◆ **Problem description**: A verbatim copy of every entry is required.

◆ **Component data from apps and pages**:
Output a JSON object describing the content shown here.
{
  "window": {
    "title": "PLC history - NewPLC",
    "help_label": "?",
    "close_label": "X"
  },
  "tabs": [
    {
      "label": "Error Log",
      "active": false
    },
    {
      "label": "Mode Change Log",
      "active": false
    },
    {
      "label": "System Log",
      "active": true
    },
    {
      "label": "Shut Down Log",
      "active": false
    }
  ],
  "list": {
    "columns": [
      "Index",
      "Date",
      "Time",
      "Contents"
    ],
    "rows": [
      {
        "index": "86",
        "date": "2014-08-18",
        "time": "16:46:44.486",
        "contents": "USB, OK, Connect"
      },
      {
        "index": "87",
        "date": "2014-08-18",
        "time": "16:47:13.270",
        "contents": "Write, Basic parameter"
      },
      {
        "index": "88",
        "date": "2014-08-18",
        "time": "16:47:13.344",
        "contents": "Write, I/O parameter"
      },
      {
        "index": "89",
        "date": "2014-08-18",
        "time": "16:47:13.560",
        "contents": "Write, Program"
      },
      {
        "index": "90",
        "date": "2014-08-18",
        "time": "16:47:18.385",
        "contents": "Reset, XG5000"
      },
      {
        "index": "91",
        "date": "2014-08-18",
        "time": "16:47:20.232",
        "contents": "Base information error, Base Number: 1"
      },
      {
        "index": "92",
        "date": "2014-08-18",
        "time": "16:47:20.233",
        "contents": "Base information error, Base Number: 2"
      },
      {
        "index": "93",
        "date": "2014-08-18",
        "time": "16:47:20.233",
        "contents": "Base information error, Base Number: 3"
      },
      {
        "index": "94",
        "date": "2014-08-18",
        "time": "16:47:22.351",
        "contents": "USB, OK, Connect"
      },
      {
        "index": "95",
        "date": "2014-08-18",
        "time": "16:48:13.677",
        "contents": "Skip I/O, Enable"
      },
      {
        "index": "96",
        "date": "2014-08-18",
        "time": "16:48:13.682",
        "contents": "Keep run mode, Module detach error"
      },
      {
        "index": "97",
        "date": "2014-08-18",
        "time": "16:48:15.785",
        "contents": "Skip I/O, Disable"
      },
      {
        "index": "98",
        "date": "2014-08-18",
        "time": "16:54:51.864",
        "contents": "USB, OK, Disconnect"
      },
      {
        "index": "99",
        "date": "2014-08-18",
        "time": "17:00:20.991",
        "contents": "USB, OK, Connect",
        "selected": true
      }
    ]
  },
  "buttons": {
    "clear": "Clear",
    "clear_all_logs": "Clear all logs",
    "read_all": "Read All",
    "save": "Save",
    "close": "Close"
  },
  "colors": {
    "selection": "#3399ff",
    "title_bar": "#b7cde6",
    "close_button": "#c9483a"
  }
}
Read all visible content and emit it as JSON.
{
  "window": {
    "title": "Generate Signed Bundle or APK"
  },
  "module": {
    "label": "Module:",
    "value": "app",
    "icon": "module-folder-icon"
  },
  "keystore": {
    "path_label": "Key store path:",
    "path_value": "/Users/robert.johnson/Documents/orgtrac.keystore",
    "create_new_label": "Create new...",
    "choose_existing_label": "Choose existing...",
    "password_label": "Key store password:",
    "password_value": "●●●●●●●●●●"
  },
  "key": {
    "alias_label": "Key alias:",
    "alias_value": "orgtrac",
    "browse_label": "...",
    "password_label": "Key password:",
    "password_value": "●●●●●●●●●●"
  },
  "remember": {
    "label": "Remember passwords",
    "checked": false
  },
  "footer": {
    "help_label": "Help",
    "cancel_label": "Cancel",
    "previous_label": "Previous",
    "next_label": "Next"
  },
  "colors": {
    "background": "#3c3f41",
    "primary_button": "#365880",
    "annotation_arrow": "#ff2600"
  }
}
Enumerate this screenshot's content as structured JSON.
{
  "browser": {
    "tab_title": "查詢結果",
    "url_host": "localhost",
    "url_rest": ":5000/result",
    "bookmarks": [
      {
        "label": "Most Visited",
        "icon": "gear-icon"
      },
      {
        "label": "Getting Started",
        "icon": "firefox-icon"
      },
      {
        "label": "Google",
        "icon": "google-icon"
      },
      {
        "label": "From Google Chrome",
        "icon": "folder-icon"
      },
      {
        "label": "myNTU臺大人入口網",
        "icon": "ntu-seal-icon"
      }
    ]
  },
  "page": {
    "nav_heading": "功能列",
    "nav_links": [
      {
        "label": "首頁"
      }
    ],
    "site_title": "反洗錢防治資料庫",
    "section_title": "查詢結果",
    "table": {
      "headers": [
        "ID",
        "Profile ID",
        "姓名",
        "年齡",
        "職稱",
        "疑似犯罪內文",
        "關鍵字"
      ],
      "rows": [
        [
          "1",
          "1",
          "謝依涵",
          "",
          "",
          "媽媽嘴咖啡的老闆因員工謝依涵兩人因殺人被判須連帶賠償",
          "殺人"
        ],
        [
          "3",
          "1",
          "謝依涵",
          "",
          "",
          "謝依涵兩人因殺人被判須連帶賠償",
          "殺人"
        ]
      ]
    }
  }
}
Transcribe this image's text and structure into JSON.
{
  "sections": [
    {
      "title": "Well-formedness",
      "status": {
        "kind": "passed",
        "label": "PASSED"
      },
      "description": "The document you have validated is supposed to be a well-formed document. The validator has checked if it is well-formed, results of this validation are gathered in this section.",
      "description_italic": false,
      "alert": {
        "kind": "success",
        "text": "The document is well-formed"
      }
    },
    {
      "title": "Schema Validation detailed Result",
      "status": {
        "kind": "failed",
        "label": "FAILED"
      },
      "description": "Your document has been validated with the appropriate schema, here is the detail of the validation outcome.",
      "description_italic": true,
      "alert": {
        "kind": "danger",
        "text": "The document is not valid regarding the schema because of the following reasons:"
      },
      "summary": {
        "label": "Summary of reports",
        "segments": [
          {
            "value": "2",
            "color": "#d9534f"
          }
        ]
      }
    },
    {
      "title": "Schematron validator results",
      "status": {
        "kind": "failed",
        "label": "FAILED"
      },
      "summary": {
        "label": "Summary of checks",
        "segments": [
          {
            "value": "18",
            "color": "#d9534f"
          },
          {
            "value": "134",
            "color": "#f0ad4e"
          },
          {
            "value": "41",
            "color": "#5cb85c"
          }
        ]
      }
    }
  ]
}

◆ **Task answer**:
Output a JSON object describing the content shown here.
{
  "window": {
    "title": "PLC history - NewPLC",
    "help_label": "?",
    "close_label": "X"
  },
  "tabs": [
    {
      "label": "Error Log",
      "active": false
    },
    {
      "label": "Mode Change Log",
      "active": false
    },
    {
      "label": "System Log",
      "active": true
    },
    {
      "label": "Shut Down Log",
      "active": false
    }
  ],
  "list": {
    "columns": [
      "Index",
      "Date",
      "Time",
      "Contents"
    ],
    "rows": [
      {
        "index": "86",
        "date": "2014-08-18",
        "time": "16:46:44.486",
        "contents": "USB, OK, Connect"
      },
      {
        "index": "87",
        "date": "2014-08-18",
        "time": "16:47:13.270",
        "contents": "Write, Basic parameter"
      },
      {
        "index": "88",
        "date": "2014-08-18",
        "time": "16:47:13.344",
        "contents": "Write, I/O parameter"
      },
      {
        "index": "89",
        "date": "2014-08-18",
        "time": "16:47:13.560",
        "contents": "Write, Program"
      },
      {
        "index": "90",
        "date": "2014-08-18",
        "time": "16:47:18.385",
        "contents": "Reset, XG5000"
      },
      {
        "index": "91",
        "date": "2014-08-18",
        "time": "16:47:20.232",
        "contents": "Base information error, Base Number: 1"
      },
      {
        "index": "92",
        "date": "2014-08-18",
        "time": "16:47:20.233",
        "contents": "Base information error, Base Number: 2"
      },
      {
        "index": "93",
        "date": "2014-08-18",
        "time": "16:47:20.233",
        "contents": "Base information error, Base Number: 3"
      },
      {
        "index": "94",
        "date": "2014-08-18",
        "time": "16:47:22.351",
        "contents": "USB, OK, Connect"
      },
      {
        "index": "95",
        "date": "2014-08-18",
        "time": "16:48:13.677",
        "contents": "Skip I/O, Enable"
      },
      {
        "index": "96",
        "date": "2014-08-18",
        "time": "16:48:13.682",
        "contents": "Keep run mode, Module detach error"
      },
      {
        "index": "97",
        "date": "2014-08-18",
        "time": "16:48:15.785",
        "contents": "Skip I/O, Disable"
      },
      {
        "index": "98",
        "date": "2014-08-18",
        "time": "16:54:51.864",
        "contents": "USB, OK, Disconnect"
      },
      {
        "index": "99",
        "date": "2014-08-18",
        "time": "17:00:20.991",
        "contents": "USB, OK, Connect",
        "selected": true
      }
    ]
  },
  "buttons": {
    "clear": "Clear",
    "clear_all_logs": "Clear all logs",
    "read_all": "Read All",
    "save": "Save",
    "close": "Close"
  },
  "colors": {
    "selection": "#3399ff",
    "title_bar": "#b7cde6",
    "close_button": "#c9483a"
  }
}
Read all visible content and emit it as JSON.
{
  "window": {
    "title": "Generate Signed Bundle or APK"
  },
  "module": {
    "label": "Module:",
    "value": "app",
    "icon": "module-folder-icon"
  },
  "keystore": {
    "path_label": "Key store path:",
    "path_value": "/Users/robert.johnson/Documents/orgtrac.keystore",
    "create_new_label": "Create new...",
    "choose_existing_label": "Choose existing...",
    "password_label": "Key store password:",
    "password_value": "●●●●●●●●●●"
  },
  "key": {
    "alias_label": "Key alias:",
    "alias_value": "orgtrac",
    "browse_label": "...",
    "password_label": "Key password:",
    "password_value": "●●●●●●●●●●"
  },
  "remember": {
    "label": "Remember passwords",
    "checked": false
  },
  "footer": {
    "help_label": "Help",
    "cancel_label": "Cancel",
    "previous_label": "Previous",
    "next_label": "Next"
  },
  "colors": {
    "background": "#3c3f41",
    "primary_button": "#365880",
    "annotation_arrow": "#ff2600"
  }
}
Enumerate this screenshot's content as structured JSON.
{
  "browser": {
    "tab_title": "查詢結果",
    "url_host": "localhost",
    "url_rest": ":5000/result",
    "bookmarks": [
      {
        "label": "Most Visited",
        "icon": "gear-icon"
      },
      {
        "label": "Getting Started",
        "icon": "firefox-icon"
      },
      {
        "label": "Google",
        "icon": "google-icon"
      },
      {
        "label": "From Google Chrome",
        "icon": "folder-icon"
      },
      {
        "label": "myNTU臺大人入口網",
        "icon": "ntu-seal-icon"
      }
    ]
  },
  "page": {
    "nav_heading": "功能列",
    "nav_links": [
      {
        "label": "首頁"
      }
    ],
    "site_title": "反洗錢防治資料庫",
    "section_title": "查詢結果",
    "table": {
      "headers": [
        "ID",
        "Profile ID",
        "姓名",
        "年齡",
        "職稱",
        "疑似犯罪內文",
        "關鍵字"
      ],
      "rows": [
        [
          "1",
          "1",
          "謝依涵",
          "",
          "",
          "媽媽嘴咖啡的老闆因員工謝依涵兩人因殺人被判須連帶賠償",
          "殺人"
        ],
        [
          "3",
          "1",
          "謝依涵",
          "",
          "",
          "謝依涵兩人因殺人被判須連帶賠償",
          "殺人"
        ]
      ]
    }
  }
}
Transcribe this image's text and structure into JSON.
{
  "sections": [
    {
      "title": "Well-formedness",
      "status": {
        "kind": "passed",
        "label": "PASSED"
      },
      "description": "The document you have validated is supposed to be a well-formed document. The validator has checked if it is well-formed, results of this validation are gathered in this section.",
      "description_italic": false,
      "alert": {
        "kind": "success",
        "text": "The document is well-formed"
      }
    },
    {
      "title": "Schema Validation detailed Result",
      "status": {
        "kind": "failed",
        "label": "FAILED"
      },
      "description": "Your document has been validated with the appropriate schema, here is the detail of the validation outcome.",
      "description_italic": true,
      "alert": {
        "kind": "danger",
        "text": "The document is not valid regarding the schema because of the following reasons:"
      },
      "summary": {
        "label": "Summary of reports",
        "segments": [
          {
            "value": "2",
            "color": "#d9534f"
          }
        ]
      }
    },
    {
      "title": "Schematron validator results",
      "status": {
        "kind": "failed",
        "label": "FAILED"
      },
      "summary": {
        "label": "Summary of checks",
        "segments": [
          {
            "value": "18",
            "color": "#d9534f"
          },
          {
            "value": "134",
            "color": "#f0ad4e"
          },
          {
            "value": "41",
            "color": "#5cb85c"
          }
        ]
      }
    }
  ]
}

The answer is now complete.